Lottery is a form of gambling where players are offered the chance to win cash or prizes by purchasing tickets. Most states in the United States and the District of Columbia have lottery games, including instant-win scratch-off tickets, daily games, and games where the player must choose three or four numbers.
Unlike other forms of gambling, the odds of winning a lottery are usually very low (one in a million), meaning that most people never have a chance of winning the lottery. And even those who do win often lose a substantial amount of money over time.
The lottery has long been a popular means of funding public works projects, especially in the United States where they were first used in colonial-era America to finance paving streets and constructing wharves. They are also a source of revenue for state governments.
Since the 1970s, lotteries have become more and more sophisticated, transforming the industry from a relatively traditional raffle into a dynamic, constantly evolving market. These innovations have led to dramatic expansions in revenues that then level off or even decline.
A lottery is a game in which a person buys tickets for the outcome of a drawing, typically weeks or months in advance. The winner of the drawing receives a prize, which is usually paid out in one lump sum or an annuity payment over a period of years or decades.
The prize amounts can be as small as a few dollars or as large as tens of millions of dollars, depending on the type of game and the rules of the particular lottery. The winning ticket is usually accompanied by a certificate indicating the winner’s name, address and date of birth.
In the United States, the most prominent lottery is the Mega Millions, with its record jackpot of $1.537 billion won in 2018. It is a multi-state lottery with five states participating and draws are held every Friday and Tuesday.
There are also many different types of lottery games, each with a slightly different set of rules and procedures. Some involve choosing three or four numbers while others require picking five or more, each of which has a specific payout structure.
Some lotteries use a random number generator or a computerized drawing process to select winning numbers. Other lottery games use a combination of mechanical equipment and human judges to select numbers.
The first recorded European lotteries are dated back to the Roman Empire, when they were primarily held as a form of amusement for wealthy noblemen at dinner parties. During the Saturnalian revelries, each guest would be given a ticket with the promise that they would be awarded some prize by the host.

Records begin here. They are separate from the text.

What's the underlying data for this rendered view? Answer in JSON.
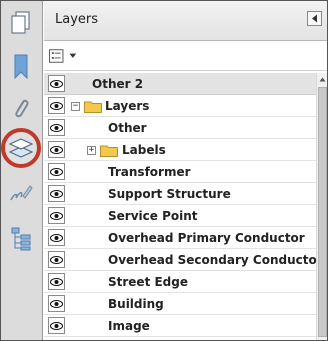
{
  "panel": {
    "title": "Layers"
  },
  "rail": {
    "items": [
      {
        "name": "pages-icon"
      },
      {
        "name": "bookmark-icon"
      },
      {
        "name": "attachment-icon"
      },
      {
        "name": "layers-icon",
        "selected": true
      },
      {
        "name": "signatures-icon"
      },
      {
        "name": "model-tree-icon"
      }
    ]
  },
  "layers": {
    "header": "Other 2",
    "root": "Layers",
    "items": [
      "Other",
      "Labels",
      "Transformer",
      "Support Structure",
      "Service Point",
      "Overhead Primary Conductor",
      "Overhead Secondary Conductor",
      "Street Edge",
      "Building",
      "Image"
    ]
  },
  "colors": {
    "highlight_ring": "#c0392b",
    "folder": "#f2c94c"
  }
}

While there are many arguments against lotteries, some have argued that they can be beneficial as a way to promote economic development in a given area. They also have a broad and supportive public, and the revenue they generate can be channeled to a variety of uses.